We have also considered the question of standing and hold that an employer does have standing to bring an action to correct a subsection (c)(5) violation. See Employing Plasterers' Assoc. of Chicago v. Journeymen Plasterers' Protective and Benevolent Soc., 279 F.2d 92, 97-99 (7th Cir. 1960); cf. Mechanical Contractors Assoc. of Philadelphia v. Local Union 420, 265 F.2d 607 (3d Cir. 1959)
See notes 7 and 8, infra, and accompanying text
Plaintiffs contend that one of the "original purposes" of the agreements was to further the collective bargaining relationship between Associated and the Union. This purpose is necessarily violated, argue the plaintiffs, by the seating of trustees who represent a third party such as BTEA. On the question of the extent to which an employee benefit trust fund functions as part of the collective bargaining agreement, see Alvares v. Erickson, 514 F.2d 156, 161 (9th Cir.) cert. denied, 423 U.S. 874, 96, S.Ct. 143, 46 L.Ed.2d 106 (1975); Lamb v. Carey, 162 U.S.App.D.C. 247, 498 F.2d 789, 793 cert. denied, 419 U.S. 869, 95 S.Ct. 128, 42 L.Ed.2d 108 (1974); United Brick & Clay Workers v. Int'l Union of Dist. 50, UMW, 439 F.2d 311 (10th Cir. 1971); Toensing v. Brown, 374 F.Supp. 191, 195 (N.D.Cal.1974), aff'd, 528 F.2d 69 (9th Cir. 1975). But cf. United Marine Div. v. Essex Transp. Co., 216 F.2d 410 (3d Cir. 1954)
See, e. g., Roark v. Lewis, 130 U.S.App.D.C. 360, 401 F.2d 425 (1968); American Bakeries v. Barrick, 162 F.Supp. 882, 883 (N.D.Ohio 1958) aff'd 285 F.2d 426 (6th Cir. 1960); Goetz, Developing Federal Labor Law of Welfare and Pension Plans, 55 Cornell L.Rev. 911, 928-29 (1970). The leading exposition of this view is probably that of Judge Magruder in Copra v. Suro, 236 F.2d 107 (1st Cir. 1956) (dictum), but Judge Magruder's view was substantially rejected subsequently in Bowers v. Ulpiano Casal, Inc., 393 F.2d 421 (1st Cir. 1968)
See, e. g., Haley v. Palatnik, 509 F.2d 1038 (2d Cir. 1975); Bowers v. Ulpiano Casal, Inc., 393 F.2d 421 (1st Cir. 1968); Blassie v. Kroger Co., 345 F.2d 58 (8th Cir. 1965); Mechanical Contractors Assoc. v. Local Union 420, 265 F.2d 607 (3d Cir. 1959); Burroughs v. Bd. of Trustees, 398 F.Supp. 168 (N.D.Cal.1975) aff'd 542 F.2d 1128 (9th Cir. 1976), cert. denied, 429 U.S. 1096, 97 S.Ct. 1113, 51 L.Ed.2d 543 (1977); Nixon v. O'Callaghan, 392 F.Supp. 1081 (S.D.N.Y.1975); Lugo v. Employees Retirement Fund of Illum Prod. Indus., 366 F.Supp. 99 (E.D.N.Y.1973); Insley v. Joyce, 330 F.Supp. 1228 (N.D.Ill.1971); Moyer v. Kirkpatrick, 265 F.Supp. 348 (E.D.Pa.1967), aff'd 387 F.2d 955 (3d Cir. 1968) (per curiam); Holton v. McFarland, 215 F.Supp. 372 (D.Alaska 1963); Sanders v. Birthright, 172 F.Supp. 895 (S.D.Ind.1959); Moses v. Ammond, 162 F.Supp. 866 (S.D.N.Y.1958). Cf. Arroyo v. United States, 359 U.S. 419, 79 S.Ct. 864, 3 L.Ed.2d 915 (1959)
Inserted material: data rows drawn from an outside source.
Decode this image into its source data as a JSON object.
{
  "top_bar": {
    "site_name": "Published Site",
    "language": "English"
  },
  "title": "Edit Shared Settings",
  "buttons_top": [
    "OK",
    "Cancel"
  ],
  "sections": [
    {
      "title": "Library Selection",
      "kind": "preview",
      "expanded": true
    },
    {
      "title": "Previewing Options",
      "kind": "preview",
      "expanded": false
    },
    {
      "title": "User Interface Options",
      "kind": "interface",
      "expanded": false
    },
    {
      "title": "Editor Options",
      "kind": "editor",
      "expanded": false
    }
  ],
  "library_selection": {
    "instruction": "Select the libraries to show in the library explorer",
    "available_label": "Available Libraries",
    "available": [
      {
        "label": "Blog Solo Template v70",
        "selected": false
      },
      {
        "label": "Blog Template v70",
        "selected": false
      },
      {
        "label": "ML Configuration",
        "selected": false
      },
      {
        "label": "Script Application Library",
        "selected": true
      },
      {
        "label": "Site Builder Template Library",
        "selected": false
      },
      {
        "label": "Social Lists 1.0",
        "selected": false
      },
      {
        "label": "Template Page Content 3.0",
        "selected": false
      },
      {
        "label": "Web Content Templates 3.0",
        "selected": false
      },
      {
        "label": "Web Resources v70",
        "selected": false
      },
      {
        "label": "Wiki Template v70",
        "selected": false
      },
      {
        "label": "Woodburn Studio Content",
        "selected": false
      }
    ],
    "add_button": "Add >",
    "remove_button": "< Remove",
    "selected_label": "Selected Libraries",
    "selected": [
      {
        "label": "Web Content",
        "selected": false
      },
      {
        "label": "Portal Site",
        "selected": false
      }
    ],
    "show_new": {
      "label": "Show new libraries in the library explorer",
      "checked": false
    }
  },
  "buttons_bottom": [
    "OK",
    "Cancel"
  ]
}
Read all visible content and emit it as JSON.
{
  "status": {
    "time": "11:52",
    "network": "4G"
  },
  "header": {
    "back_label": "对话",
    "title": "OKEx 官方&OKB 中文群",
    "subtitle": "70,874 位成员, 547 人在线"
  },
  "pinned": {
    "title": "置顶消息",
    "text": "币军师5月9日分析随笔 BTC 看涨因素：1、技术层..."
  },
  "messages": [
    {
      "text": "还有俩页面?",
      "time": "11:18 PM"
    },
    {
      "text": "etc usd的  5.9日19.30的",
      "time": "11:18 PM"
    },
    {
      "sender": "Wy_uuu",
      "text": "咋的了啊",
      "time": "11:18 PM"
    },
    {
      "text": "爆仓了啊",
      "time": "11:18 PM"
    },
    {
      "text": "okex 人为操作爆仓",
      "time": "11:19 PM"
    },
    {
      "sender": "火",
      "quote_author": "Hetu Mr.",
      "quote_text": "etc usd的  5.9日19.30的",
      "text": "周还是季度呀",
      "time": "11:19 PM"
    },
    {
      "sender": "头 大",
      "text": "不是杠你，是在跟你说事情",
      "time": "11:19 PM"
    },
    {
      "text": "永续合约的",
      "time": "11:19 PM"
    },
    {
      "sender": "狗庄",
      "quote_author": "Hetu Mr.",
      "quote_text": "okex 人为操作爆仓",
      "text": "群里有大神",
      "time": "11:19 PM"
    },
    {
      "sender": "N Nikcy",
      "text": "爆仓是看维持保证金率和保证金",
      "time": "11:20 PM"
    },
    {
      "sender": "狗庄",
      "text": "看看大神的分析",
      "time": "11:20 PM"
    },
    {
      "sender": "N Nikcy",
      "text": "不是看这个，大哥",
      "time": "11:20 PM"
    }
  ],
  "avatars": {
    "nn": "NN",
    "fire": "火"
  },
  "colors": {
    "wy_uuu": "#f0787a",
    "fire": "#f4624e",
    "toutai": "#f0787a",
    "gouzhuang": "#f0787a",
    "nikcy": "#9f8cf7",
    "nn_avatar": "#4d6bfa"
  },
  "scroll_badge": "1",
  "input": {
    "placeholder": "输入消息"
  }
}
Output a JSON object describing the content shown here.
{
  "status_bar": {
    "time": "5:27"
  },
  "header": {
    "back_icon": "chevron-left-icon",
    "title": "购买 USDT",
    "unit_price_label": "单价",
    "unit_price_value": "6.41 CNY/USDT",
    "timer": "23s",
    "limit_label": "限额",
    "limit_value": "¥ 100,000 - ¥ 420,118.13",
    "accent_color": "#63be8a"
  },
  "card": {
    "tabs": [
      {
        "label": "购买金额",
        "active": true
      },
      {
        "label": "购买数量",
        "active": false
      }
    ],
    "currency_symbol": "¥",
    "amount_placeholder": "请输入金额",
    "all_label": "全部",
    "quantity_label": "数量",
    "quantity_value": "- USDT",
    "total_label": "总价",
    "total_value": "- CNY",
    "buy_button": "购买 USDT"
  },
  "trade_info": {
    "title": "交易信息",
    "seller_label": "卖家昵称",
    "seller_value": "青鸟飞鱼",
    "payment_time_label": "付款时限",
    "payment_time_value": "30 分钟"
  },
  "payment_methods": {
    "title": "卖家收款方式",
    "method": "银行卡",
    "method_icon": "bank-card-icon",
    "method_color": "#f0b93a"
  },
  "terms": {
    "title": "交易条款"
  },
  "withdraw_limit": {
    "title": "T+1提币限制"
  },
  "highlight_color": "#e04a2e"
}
Judge Gibbons would require a finding that the new trustee structure poses a "substantial threat" to the equal representation safeguard. Even if we were to apply that standard, we would conclude that sufficient evidence had been adduced in the instant case to establish such a "substantial threat" and we would still direct the district court to grant plaintiffs' motion for partial summary judgment